Exercise instructions:
Once you have read the listing, output it exactly and completely.

Start of Block

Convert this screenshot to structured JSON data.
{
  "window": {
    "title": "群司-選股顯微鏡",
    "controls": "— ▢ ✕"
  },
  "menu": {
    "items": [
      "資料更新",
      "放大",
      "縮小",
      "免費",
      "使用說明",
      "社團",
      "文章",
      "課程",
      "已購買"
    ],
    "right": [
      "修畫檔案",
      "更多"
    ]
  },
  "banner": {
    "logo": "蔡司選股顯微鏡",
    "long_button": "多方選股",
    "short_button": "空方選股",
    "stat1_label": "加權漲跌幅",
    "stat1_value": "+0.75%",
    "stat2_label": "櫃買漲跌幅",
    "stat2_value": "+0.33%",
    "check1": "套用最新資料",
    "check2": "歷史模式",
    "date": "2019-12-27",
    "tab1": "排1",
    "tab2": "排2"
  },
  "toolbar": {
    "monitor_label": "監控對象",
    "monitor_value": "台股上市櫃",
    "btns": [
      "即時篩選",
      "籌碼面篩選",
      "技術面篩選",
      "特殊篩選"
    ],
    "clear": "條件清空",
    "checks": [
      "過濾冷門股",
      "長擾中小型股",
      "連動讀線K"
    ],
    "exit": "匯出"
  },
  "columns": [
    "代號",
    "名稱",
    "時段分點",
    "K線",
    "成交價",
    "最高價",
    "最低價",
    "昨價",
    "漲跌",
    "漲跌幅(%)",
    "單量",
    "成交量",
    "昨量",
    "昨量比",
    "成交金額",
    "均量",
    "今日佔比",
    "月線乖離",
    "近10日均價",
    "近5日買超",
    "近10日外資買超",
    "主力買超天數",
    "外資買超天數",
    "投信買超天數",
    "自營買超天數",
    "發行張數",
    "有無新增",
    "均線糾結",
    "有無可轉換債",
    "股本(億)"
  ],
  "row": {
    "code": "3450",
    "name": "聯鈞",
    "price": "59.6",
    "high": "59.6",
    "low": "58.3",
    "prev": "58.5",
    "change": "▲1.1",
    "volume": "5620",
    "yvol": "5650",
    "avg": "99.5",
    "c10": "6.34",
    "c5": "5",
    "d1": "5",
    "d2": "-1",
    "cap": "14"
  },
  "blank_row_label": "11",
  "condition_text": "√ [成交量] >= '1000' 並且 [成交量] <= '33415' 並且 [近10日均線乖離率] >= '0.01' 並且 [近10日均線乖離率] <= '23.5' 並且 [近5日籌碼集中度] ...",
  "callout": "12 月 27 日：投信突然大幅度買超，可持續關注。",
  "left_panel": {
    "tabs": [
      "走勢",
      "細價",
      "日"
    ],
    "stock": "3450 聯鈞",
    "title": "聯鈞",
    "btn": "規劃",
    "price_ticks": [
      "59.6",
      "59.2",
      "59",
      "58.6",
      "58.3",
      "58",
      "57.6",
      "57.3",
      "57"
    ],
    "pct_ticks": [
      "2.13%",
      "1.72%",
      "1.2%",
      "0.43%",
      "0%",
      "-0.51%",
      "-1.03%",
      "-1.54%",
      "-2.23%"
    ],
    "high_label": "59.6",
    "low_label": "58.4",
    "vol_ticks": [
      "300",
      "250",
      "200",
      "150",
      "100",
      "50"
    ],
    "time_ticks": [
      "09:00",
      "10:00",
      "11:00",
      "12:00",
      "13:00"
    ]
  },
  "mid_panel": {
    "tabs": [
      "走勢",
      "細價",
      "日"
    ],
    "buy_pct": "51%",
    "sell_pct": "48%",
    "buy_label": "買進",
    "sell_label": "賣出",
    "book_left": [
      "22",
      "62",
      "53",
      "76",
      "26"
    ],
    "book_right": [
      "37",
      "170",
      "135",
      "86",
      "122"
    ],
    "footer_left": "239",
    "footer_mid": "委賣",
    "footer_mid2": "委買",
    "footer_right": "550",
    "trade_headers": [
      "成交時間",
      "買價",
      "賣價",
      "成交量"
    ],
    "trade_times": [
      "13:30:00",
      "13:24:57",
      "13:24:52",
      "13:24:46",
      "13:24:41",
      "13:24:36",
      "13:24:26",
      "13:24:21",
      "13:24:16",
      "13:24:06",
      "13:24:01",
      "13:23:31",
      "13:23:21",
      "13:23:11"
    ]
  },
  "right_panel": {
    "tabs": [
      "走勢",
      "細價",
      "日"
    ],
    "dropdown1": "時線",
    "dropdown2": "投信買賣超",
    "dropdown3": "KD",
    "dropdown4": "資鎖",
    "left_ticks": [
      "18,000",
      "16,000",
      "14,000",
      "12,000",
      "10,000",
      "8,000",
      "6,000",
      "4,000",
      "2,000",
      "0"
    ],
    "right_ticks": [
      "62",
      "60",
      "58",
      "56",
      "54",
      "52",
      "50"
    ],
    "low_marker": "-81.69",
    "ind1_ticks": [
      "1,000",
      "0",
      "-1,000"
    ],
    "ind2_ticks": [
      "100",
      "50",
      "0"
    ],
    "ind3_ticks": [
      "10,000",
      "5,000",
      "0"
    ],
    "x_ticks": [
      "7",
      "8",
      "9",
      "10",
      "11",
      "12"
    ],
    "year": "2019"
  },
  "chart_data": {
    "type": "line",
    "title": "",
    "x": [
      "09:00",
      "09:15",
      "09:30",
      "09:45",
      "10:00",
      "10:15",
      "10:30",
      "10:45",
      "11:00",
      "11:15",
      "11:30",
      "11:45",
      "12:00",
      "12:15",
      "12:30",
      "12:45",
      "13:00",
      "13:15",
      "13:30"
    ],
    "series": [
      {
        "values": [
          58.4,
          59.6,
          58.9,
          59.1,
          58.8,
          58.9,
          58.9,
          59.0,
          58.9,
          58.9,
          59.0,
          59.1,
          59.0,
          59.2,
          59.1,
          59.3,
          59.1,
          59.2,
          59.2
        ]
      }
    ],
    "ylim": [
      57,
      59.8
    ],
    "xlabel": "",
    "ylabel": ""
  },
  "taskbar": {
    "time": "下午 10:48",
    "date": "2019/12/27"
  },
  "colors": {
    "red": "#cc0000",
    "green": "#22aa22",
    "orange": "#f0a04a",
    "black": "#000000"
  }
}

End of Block

Task answer:
Convert this screenshot to structured JSON data.
{
  "window": {
    "title": "群司-選股顯微鏡",
    "controls": "— ▢ ✕"
  },
  "menu": {
    "items": [
      "資料更新",
      "放大",
      "縮小",
      "免費",
      "使用說明",
      "社團",
      "文章",
      "課程",
      "已購買"
    ],
    "right": [
      "修畫檔案",
      "更多"
    ]
  },
  "banner": {
    "logo": "蔡司選股顯微鏡",
    "long_button": "多方選股",
    "short_button": "空方選股",
    "stat1_label": "加權漲跌幅",
    "stat1_value": "+0.75%",
    "stat2_label": "櫃買漲跌幅",
    "stat2_value": "+0.33%",
    "check1": "套用最新資料",
    "check2": "歷史模式",
    "date": "2019-12-27",
    "tab1": "排1",
    "tab2": "排2"
  },
  "toolbar": {
    "monitor_label": "監控對象",
    "monitor_value": "台股上市櫃",
    "btns": [
      "即時篩選",
      "籌碼面篩選",
      "技術面篩選",
      "特殊篩選"
    ],
    "clear": "條件清空",
    "checks": [
      "過濾冷門股",
      "長擾中小型股",
      "連動讀線K"
    ],
    "exit": "匯出"
  },
  "columns": [
    "代號",
    "名稱",
    "時段分點",
    "K線",
    "成交價",
    "最高價",
    "最低價",
    "昨價",
    "漲跌",
    "漲跌幅(%)",
    "單量",
    "成交量",
    "昨量",
    "昨量比",
    "成交金額",
    "均量",
    "今日佔比",
    "月線乖離",
    "近10日均價",
    "近5日買超",
    "近10日外資買超",
    "主力買超天數",
    "外資買超天數",
    "投信買超天數",
    "自營買超天數",
    "發行張數",
    "有無新增",
    "均線糾結",
    "有無可轉換債",
    "股本(億)"
  ],
  "row": {
    "code": "3450",
    "name": "聯鈞",
    "price": "59.6",
    "high": "59.6",
    "low": "58.3",
    "prev": "58.5",
    "change": "▲1.1",
    "volume": "5620",
    "yvol": "5650",
    "avg": "99.5",
    "c10": "6.34",
    "c5": "5",
    "d1": "5",
    "d2": "-1",
    "cap": "14"
  },
  "blank_row_label": "11",
  "condition_text": "√ [成交量] >= '1000' 並且 [成交量] <= '33415' 並且 [近10日均線乖離率] >= '0.01' 並且 [近10日均線乖離率] <= '23.5' 並且 [近5日籌碼集中度] ...",
  "callout": "12 月 27 日：投信突然大幅度買超，可持續關注。",
  "left_panel": {
    "tabs": [
      "走勢",
      "細價",
      "日"
    ],
    "stock": "3450 聯鈞",
    "title": "聯鈞",
    "btn": "規劃",
    "price_ticks": [
      "59.6",
      "59.2",
      "59",
      "58.6",
      "58.3",
      "58",
      "57.6",
      "57.3",
      "57"
    ],
    "pct_ticks": [
      "2.13%",
      "1.72%",
      "1.2%",
      "0.43%",
      "0%",
      "-0.51%",
      "-1.03%",
      "-1.54%",
      "-2.23%"
    ],
    "high_label": "59.6",
    "low_label": "58.4",
    "vol_ticks": [
      "300",
      "250",
      "200",
      "150",
      "100",
      "50"
    ],
    "time_ticks": [
      "09:00",
      "10:00",
      "11:00",
      "12:00",
      "13:00"
    ]
  },
  "mid_panel": {
    "tabs": [
      "走勢",
      "細價",
      "日"
    ],
    "buy_pct": "51%",
    "sell_pct": "48%",
    "buy_label": "買進",
    "sell_label": "賣出",
    "book_left": [
      "22",
      "62",
      "53",
      "76",
      "26"
    ],
    "book_right": [
      "37",
      "170",
      "135",
      "86",
      "122"
    ],
    "footer_left": "239",
    "footer_mid": "委賣",
    "footer_mid2": "委買",
    "footer_right": "550",
    "trade_headers": [
      "成交時間",
      "買價",
      "賣價",
      "成交量"
    ],
    "trade_times": [
      "13:30:00",
      "13:24:57",
      "13:24:52",
      "13:24:46",
      "13:24:41",
      "13:24:36",
      "13:24:26",
      "13:24:21",
      "13:24:16",
      "13:24:06",
      "13:24:01",
      "13:23:31",
      "13:23:21",
      "13:23:11"
    ]
  },
  "right_panel": {
    "tabs": [
      "走勢",
      "細價",
      "日"
    ],
    "dropdown1": "時線",
    "dropdown2": "投信買賣超",
    "dropdown3": "KD",
    "dropdown4": "資鎖",
    "left_ticks": [
      "18,000",
      "16,000",
      "14,000",
      "12,000",
      "10,000",
      "8,000",
      "6,000",
      "4,000",
      "2,000",
      "0"
    ],
    "right_ticks": [
      "62",
      "60",
      "58",
      "56",
      "54",
      "52",
      "50"
    ],
    "low_marker": "-81.69",
    "ind1_ticks": [
      "1,000",
      "0",
      "-1,000"
    ],
    "ind2_ticks": [
      "100",
      "50",
      "0"
    ],
    "ind3_ticks": [
      "10,000",
      "5,000",
      "0"
    ],
    "x_ticks": [
      "7",
      "8",
      "9",
      "10",
      "11",
      "12"
    ],
    "year": "2019"
  },
  "chart_data": {
    "type": "line",
    "title": "",
    "x": [
      "09:00",
      "09:15",
      "09:30",
      "09:45",
      "10:00",
      "10:15",
      "10:30",
      "10:45",
      "11:00",
      "11:15",
      "11:30",
      "11:45",
      "12:00",
      "12:15",
      "12:30",
      "12:45",
      "13:00",
      "13:15",
      "13:30"
    ],
    "series": [
      {
        "values": [
          58.4,
          59.6,
          58.9,
          59.1,
          58.8,
          58.9,
          58.9,
          59.0,
          58.9,
          58.9,
          59.0,
          59.1,
          59.0,
          59.2,
          59.1,
          59.3,
          59.1,
          59.2,
          59.2
        ]
      }
    ],
    "ylim": [
      57,
      59.8
    ],
    "xlabel": "",
    "ylabel": ""
  },
  "taskbar": {
    "time": "下午 10:48",
    "date": "2019/12/27"
  },
  "colors": {
    "red": "#cc0000",
    "green": "#22aa22",
    "orange": "#f0a04a",
    "black": "#000000"
  }
}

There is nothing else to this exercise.